Download Now » Here’s the brand new track from Francois and the loud Bellville lads, their first new track for two years and well worth the wait.
Get More Free Music »

Jobs - Find your dream job

Property - Find a new home

Travel - Look, Book, Go!

Escape winter, head to Mauritius

Escape winter by spending 7 nights in Mauritius' tropical bliss from R13 215 per person sharing. Includes return flights, airport transfers and accommodation.Book now! - shop online today

Sony BDP-S1100 Smart Blu-Ray Player now R699

This smart player supports multiple playback options including Blu-ray movies, DVD's, CD's and media files via USB. Plus stream movies, music and catch-up TV through the Sony entertainment network. Buy now!

DVDs under R100
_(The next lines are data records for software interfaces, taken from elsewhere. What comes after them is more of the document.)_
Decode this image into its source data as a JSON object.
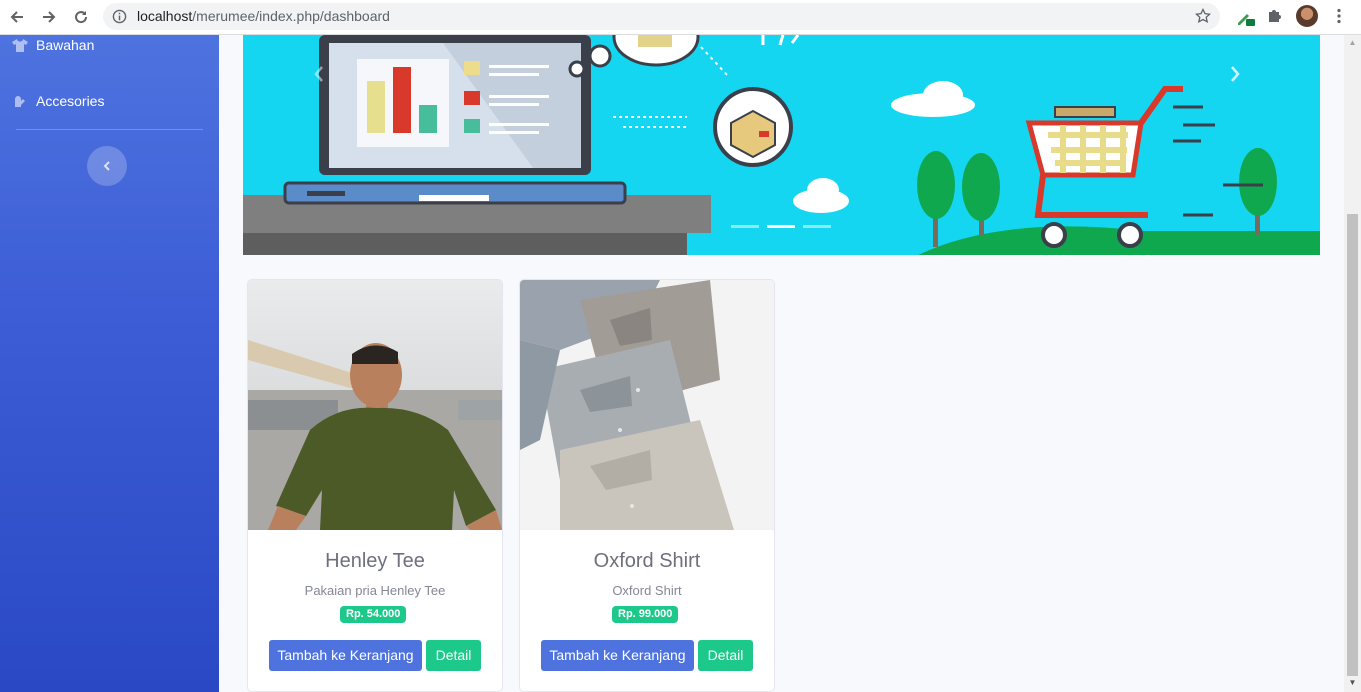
{
  "browser": {
    "url_host": "localhost",
    "url_path": "/merumee/index.php/dashboard"
  },
  "sidebar": {
    "items": [
      {
        "label": "Bawahan",
        "icon": "tshirt-icon"
      },
      {
        "label": "Accesories",
        "icon": "mitten-icon"
      }
    ],
    "toggle_icon": "chevron-left-icon"
  },
  "carousel": {
    "slides": 3,
    "active_slide": 2
  },
  "products": [
    {
      "name": "Henley Tee",
      "description": "Pakaian pria Henley Tee",
      "price": "Rp. 54.000",
      "cart_label": "Tambah ke Keranjang",
      "detail_label": "Detail"
    },
    {
      "name": "Oxford Shirt",
      "description": "Oxford Shirt",
      "price": "Rp. 99.000",
      "cart_label": "Tambah ke Keranjang",
      "detail_label": "Detail"
    }
  ],
  "colors": {
    "primary": "#4e73df",
    "success": "#1cc88a",
    "banner": "#14d6f0"
  }
}
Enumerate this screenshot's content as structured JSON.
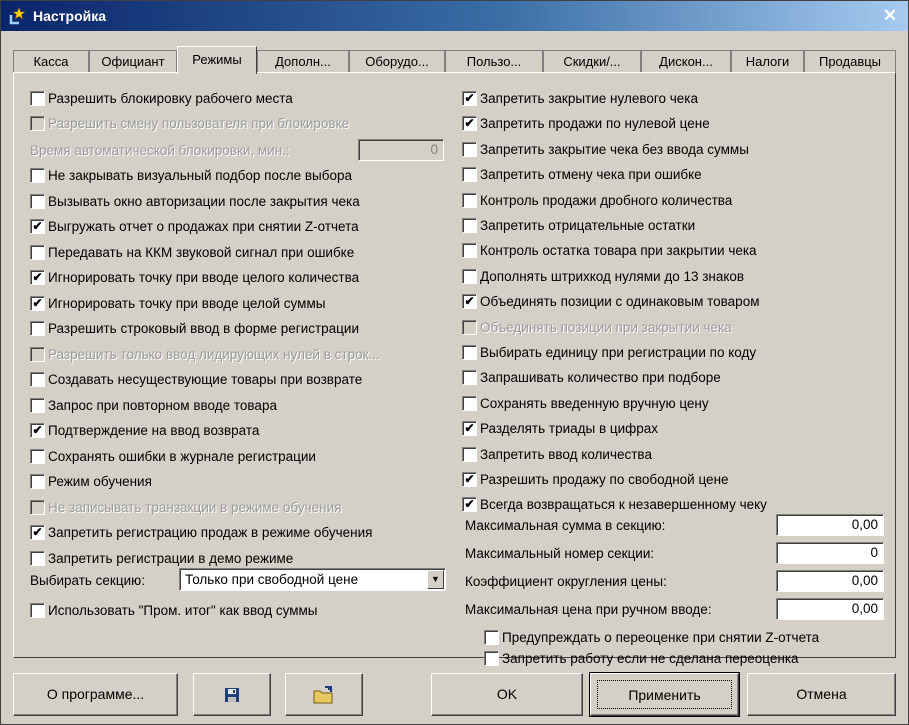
{
  "window": {
    "title": "Настройка"
  },
  "tabs": [
    {
      "label": "Касса"
    },
    {
      "label": "Официант"
    },
    {
      "label": "Режимы"
    },
    {
      "label": "Дополн..."
    },
    {
      "label": "Оборудо..."
    },
    {
      "label": "Пользо..."
    },
    {
      "label": "Скидки/..."
    },
    {
      "label": "Дискон..."
    },
    {
      "label": "Налоги"
    },
    {
      "label": "Продавцы"
    }
  ],
  "active_tab": "Режимы",
  "left": {
    "block_workplace": {
      "label": "Разрешить блокировку рабочего места",
      "checked": false,
      "enabled": true
    },
    "change_user_on_block": {
      "label": "Разрешить смену пользователя при блокировке",
      "checked": false,
      "enabled": false
    },
    "auto_block_time": {
      "label": "Время автоматической блокировки, мин.:",
      "value": "0",
      "enabled": false
    },
    "items": [
      {
        "label": "Не закрывать визуальный подбор после выбора",
        "check": "",
        "enabled": true
      },
      {
        "label": "Вызывать окно авторизации после закрытия чека",
        "check": "",
        "enabled": true
      },
      {
        "label": "Выгружать отчет о продажах при снятии Z-отчета",
        "check": "✔",
        "enabled": true
      },
      {
        "label": "Передавать на ККМ звуковой сигнал при ошибке",
        "check": "",
        "enabled": true
      },
      {
        "label": "Игнорировать точку при вводе целого количества",
        "check": "✔",
        "enabled": true
      },
      {
        "label": "Игнорировать точку при вводе целой суммы",
        "check": "✔",
        "enabled": true
      },
      {
        "label": "Разрешить строковый ввод в форме регистрации",
        "check": "",
        "enabled": true
      },
      {
        "label": "Разрешить только ввод лидирующих нулей в строк...",
        "check": "",
        "enabled": false
      },
      {
        "label": "Создавать несуществующие товары при возврате",
        "check": "",
        "enabled": true
      },
      {
        "label": "Запрос при повторном вводе товара",
        "check": "",
        "enabled": true
      },
      {
        "label": "Подтверждение на ввод возврата",
        "check": "✔",
        "enabled": true
      },
      {
        "label": "Сохранять ошибки в журнале регистрации",
        "check": "",
        "enabled": true
      },
      {
        "label": "Режим обучения",
        "check": "",
        "enabled": true
      },
      {
        "label": "Не записывать транзакции в режиме обучения",
        "check": "",
        "enabled": false
      },
      {
        "label": "Запретить регистрацию продаж в режиме обучения",
        "check": "✔",
        "enabled": true
      },
      {
        "label": "Запретить регистрации в демо режиме",
        "check": "",
        "enabled": true
      }
    ],
    "section_select": {
      "label": "Выбирать секцию:",
      "value": "Только при свободной цене"
    },
    "use_subtotal": {
      "label": "Использовать \"Пром. итог\" как ввод суммы",
      "check": "",
      "enabled": true
    }
  },
  "right": {
    "items": [
      {
        "label": "Запретить закрытие нулевого чека",
        "check": "✔",
        "enabled": true
      },
      {
        "label": "Запретить продажи по нулевой цене",
        "check": "✔",
        "enabled": true
      },
      {
        "label": "Запретить закрытие чека без ввода суммы",
        "check": "",
        "enabled": true
      },
      {
        "label": "Запретить отмену чека при ошибке",
        "check": "",
        "enabled": true
      },
      {
        "label": "Контроль продажи дробного количества",
        "check": "",
        "enabled": true
      },
      {
        "label": "Запретить отрицательные остатки",
        "check": "",
        "enabled": true
      },
      {
        "label": "Контроль остатка товара при закрытии чека",
        "check": "",
        "enabled": true
      },
      {
        "label": "Дополнять штрихкод нулями до 13 знаков",
        "check": "",
        "enabled": true
      },
      {
        "label": "Объединять позиции с одинаковым товаром",
        "check": "✔",
        "enabled": true
      },
      {
        "label": "Объединять позиции при закрытии чека",
        "check": "",
        "enabled": false
      },
      {
        "label": "Выбирать единицу при регистрации по коду",
        "check": "",
        "enabled": true
      },
      {
        "label": "Запрашивать количество при подборе",
        "check": "",
        "enabled": true
      },
      {
        "label": "Сохранять введенную вручную цену",
        "check": "",
        "enabled": true
      },
      {
        "label": "Разделять триады в цифрах",
        "check": "✔",
        "enabled": true
      },
      {
        "label": "Запретить ввод количества",
        "check": "",
        "enabled": true
      },
      {
        "label": "Разрешить продажу по свободной цене",
        "check": "✔",
        "enabled": true
      },
      {
        "label": "Всегда возвращаться к незавершенному чеку",
        "check": "✔",
        "enabled": true
      }
    ],
    "fields": [
      {
        "label": "Максимальная сумма в секцию:",
        "value": "0,00"
      },
      {
        "label": "Максимальный номер секции:",
        "value": "0"
      },
      {
        "label": "Коэффициент округления цены:",
        "value": "0,00"
      },
      {
        "label": "Максимальная цена при ручном вводе:",
        "value": "0,00"
      }
    ],
    "bottom_items": [
      {
        "label": "Предупреждать о переоценке при снятии Z-отчета",
        "check": "",
        "enabled": true
      },
      {
        "label": "Запретить работу если не сделана переоценка",
        "check": "",
        "enabled": true
      }
    ]
  },
  "buttons": {
    "about": "О программе...",
    "save_icon": "save-icon",
    "open_icon": "open-folder-icon",
    "ok": "OK",
    "apply": "Применить",
    "cancel": "Отмена"
  }
}
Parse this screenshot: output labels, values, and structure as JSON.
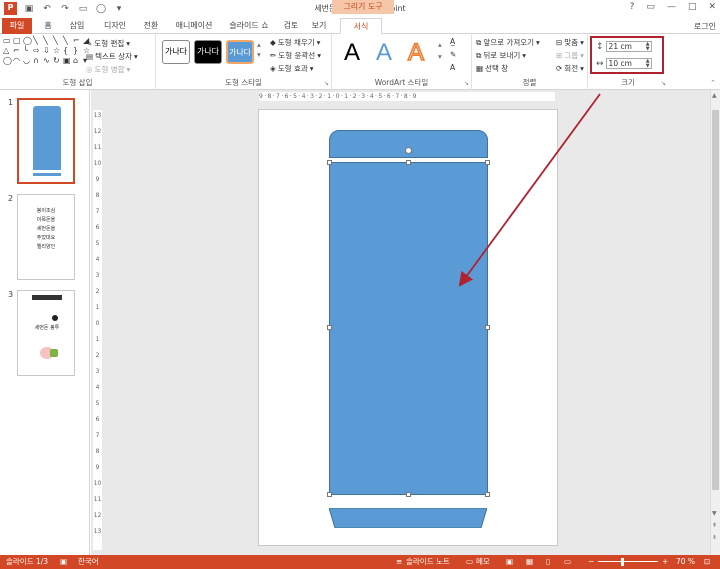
{
  "titlebar": {
    "title": "세번돈 봉투 - PowerPoint",
    "context_group": "그리기 도구",
    "window_buttons": [
      "?",
      "▭",
      "—",
      "□",
      "✕"
    ]
  },
  "tabs": [
    {
      "label": "파일"
    },
    {
      "label": "홈"
    },
    {
      "label": "삽입"
    },
    {
      "label": "디자인"
    },
    {
      "label": "전환"
    },
    {
      "label": "애니메이션"
    },
    {
      "label": "슬라이드 쇼"
    },
    {
      "label": "검토"
    },
    {
      "label": "보기"
    },
    {
      "label": "서식"
    }
  ],
  "login": "로그인",
  "ribbon": {
    "insert_shapes": {
      "label": "도형 삽입",
      "edit_shape": "도형 편집",
      "text_box": "텍스트 상자",
      "merge_shapes": "도형 병합"
    },
    "shape_styles": {
      "label": "도형 스타일",
      "sample": "가나다",
      "fill": "도형 채우기",
      "outline": "도형 윤곽선",
      "effects": "도형 효과"
    },
    "wordart": {
      "label": "WordArt 스타일",
      "letter": "A"
    },
    "arrange": {
      "label": "정렬",
      "bring_forward": "앞으로 가져오기",
      "send_backward": "뒤로 보내기",
      "selection_pane": "선택 창",
      "align": "맞춤",
      "group": "그룹",
      "rotate": "회전"
    },
    "size": {
      "label": "크기",
      "height": "21 cm",
      "width": "10 cm"
    }
  },
  "slides": [
    {
      "number": "1"
    },
    {
      "number": "2",
      "lines": [
        "봉이조심",
        "이목돈을",
        "세번돈을",
        "주었대요",
        "엘리양인"
      ]
    },
    {
      "number": "3",
      "text": "세번돈 봉투"
    }
  ],
  "ruler": {
    "h": "9·8·7·6·5·4·3·2·1·0·1·2·3·4·5·6·7·8·9",
    "v": [
      "13",
      "12",
      "11",
      "10",
      "9",
      "8",
      "7",
      "6",
      "5",
      "4",
      "3",
      "2",
      "1",
      "0",
      "1",
      "2",
      "3",
      "4",
      "5",
      "6",
      "7",
      "8",
      "9",
      "10",
      "11",
      "12",
      "13"
    ]
  },
  "status": {
    "slide_info": "슬라이드 1/3",
    "language": "한국어",
    "notes": "슬라이드 노트",
    "comments": "메모",
    "zoom": "70 %"
  },
  "colors": {
    "accent": "#d24726",
    "shape_fill": "#5b9bd5",
    "shape_border": "#41719c",
    "annotation": "#b1222f"
  }
}
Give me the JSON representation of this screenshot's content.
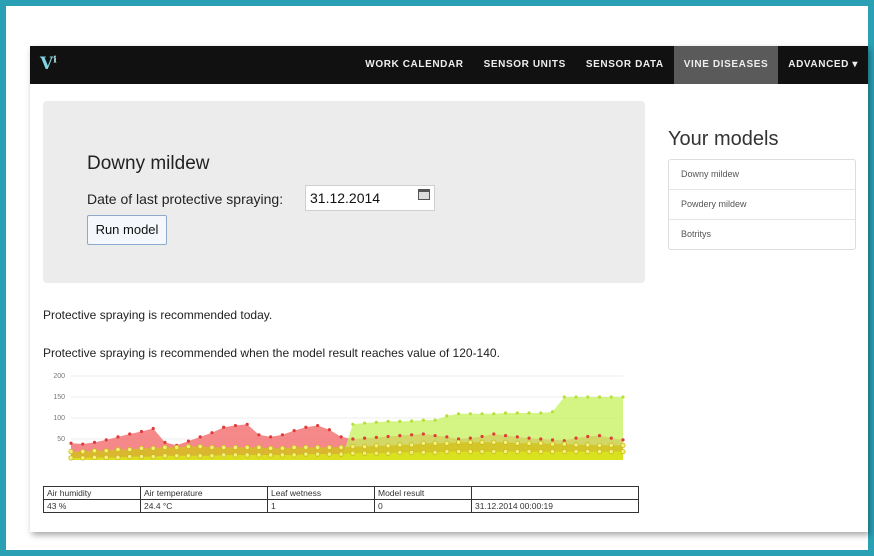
{
  "app": {
    "logo": "V",
    "logo_sup": "i"
  },
  "nav": {
    "items": [
      {
        "label": "WORK CALENDAR"
      },
      {
        "label": "SENSOR UNITS"
      },
      {
        "label": "SENSOR DATA"
      },
      {
        "label": "VINE DISEASES",
        "active": true
      },
      {
        "label": "ADVANCED ▾"
      }
    ]
  },
  "model_panel": {
    "title": "Downy mildew",
    "date_label": "Date of last protective spraying:",
    "date_value": "31.12.2014",
    "run_button": "Run model"
  },
  "your_models": {
    "title": "Your models",
    "items": [
      "Downy mildew",
      "Powdery mildew",
      "Botritys"
    ]
  },
  "messages": {
    "today": "Protective spraying is recommended today.",
    "threshold": "Protective spraying is recommended when the model result reaches value of 120-140."
  },
  "chart_data": {
    "type": "area",
    "yticks": [
      "200",
      "150",
      "100",
      "50"
    ],
    "ylim": [
      0,
      200
    ],
    "series": [
      {
        "color": "#f26b6b",
        "values": [
          40,
          38,
          42,
          48,
          55,
          62,
          68,
          75,
          42,
          35,
          45,
          55,
          65,
          78,
          82,
          85,
          60,
          55,
          60,
          70,
          78,
          82,
          72,
          55,
          50,
          52,
          54,
          56,
          58,
          60,
          62,
          58,
          55,
          50,
          52,
          56,
          62,
          58,
          55,
          52,
          50,
          48,
          46,
          52,
          56,
          58,
          52,
          48
        ]
      },
      {
        "color": "#c6f25a",
        "values": [
          0,
          0,
          0,
          0,
          0,
          0,
          0,
          0,
          0,
          0,
          0,
          0,
          0,
          0,
          0,
          0,
          0,
          0,
          0,
          0,
          0,
          0,
          0,
          0,
          85,
          88,
          90,
          92,
          92,
          93,
          95,
          95,
          105,
          110,
          110,
          110,
          110,
          112,
          112,
          112,
          112,
          115,
          150,
          150,
          150,
          150,
          150,
          150
        ]
      },
      {
        "color": "#d4c21a",
        "values": [
          20,
          20,
          22,
          22,
          25,
          25,
          28,
          28,
          30,
          30,
          32,
          32,
          30,
          30,
          30,
          30,
          30,
          28,
          28,
          30,
          30,
          30,
          30,
          30,
          32,
          32,
          34,
          34,
          36,
          36,
          40,
          40,
          40,
          42,
          42,
          42,
          42,
          42,
          40,
          40,
          40,
          38,
          38,
          36,
          36,
          35,
          35,
          35
        ]
      },
      {
        "color": "#d9e81c",
        "values": [
          5,
          5,
          6,
          6,
          6,
          8,
          8,
          8,
          10,
          10,
          10,
          10,
          10,
          12,
          12,
          12,
          12,
          12,
          12,
          12,
          14,
          14,
          14,
          14,
          16,
          16,
          16,
          16,
          18,
          18,
          18,
          18,
          20,
          20,
          20,
          20,
          20,
          20,
          20,
          20,
          20,
          20,
          20,
          20,
          20,
          20,
          20,
          20
        ]
      }
    ]
  },
  "table": {
    "headers": [
      "Air humidity",
      "Air temperature",
      "Leaf wetness",
      "Model result",
      ""
    ],
    "rows": [
      [
        "43 %",
        "24.4 °C",
        "1",
        "0",
        "31.12.2014 00:00:19"
      ]
    ]
  }
}
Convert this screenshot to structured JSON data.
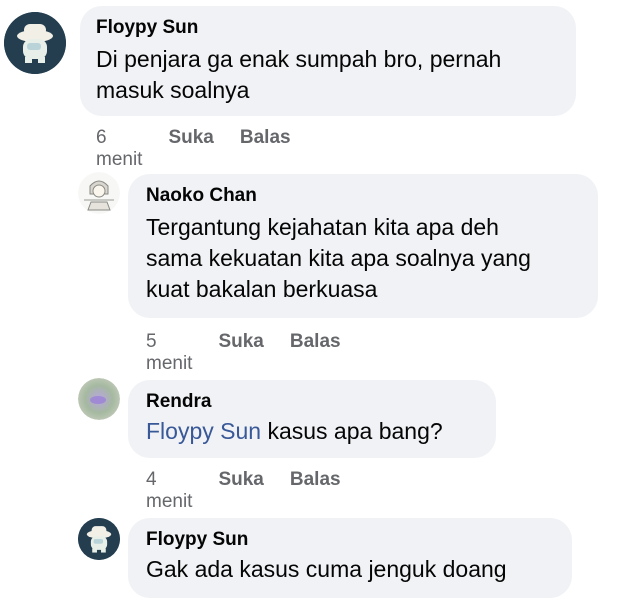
{
  "comments": [
    {
      "author": "Floypy Sun",
      "lines": [
        "Di penjara ga enak sumpah bro, pernah",
        "masuk soalnya"
      ],
      "time": "6 menit",
      "like": "Suka",
      "reply": "Balas",
      "avatar_icon": "crewmate-hat-avatar-icon"
    },
    {
      "author": "Naoko Chan",
      "lines": [
        "Tergantung kejahatan kita apa deh",
        "sama kekuatan kita apa soalnya yang",
        "kuat bakalan berkuasa"
      ],
      "time": "5 menit",
      "like": "Suka",
      "reply": "Balas",
      "avatar_icon": "anime-sketch-avatar-icon"
    },
    {
      "author": "Rendra",
      "mention": "Floypy Sun",
      "text_after_mention": " kasus apa bang?",
      "time": "4 menit",
      "like": "Suka",
      "reply": "Balas",
      "avatar_icon": "purple-blur-avatar-icon"
    },
    {
      "author": "Floypy Sun",
      "lines": [
        "Gak ada kasus cuma jenguk doang"
      ],
      "avatar_icon": "crewmate-hat-avatar-icon"
    }
  ],
  "colors": {
    "bubble": "#f0f2f5",
    "meta_text": "#65676b",
    "mention": "#385898",
    "avatar_dark": "#1f3a4a"
  }
}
Catch these epic blockbusters for under R100. Featured titles include, Frozen, Despicable Me2, About Time, The Animal Communicator and many more. Shop now!

DStv HD PVR Decoder now R949

The DStv HD PVR Decoder has further revolutionised the television experience with lifelike viewing, sharper images, more vibrant colours and precision picture quality. Now R949, save R550. Offer valid while stocks last. Shop now!

The Real Meal Revolution

The goal of The Real Meal Revolution is to change your life by teaching you how to take charge of your weight and your health through the way you eat. Order now! #1 selling product

gobii eReader + FREE wall charger and leatherette cover now R599, save R340. Offer valid while stocks last. Shop now!
There are new stories on the homepage. Click here to see them.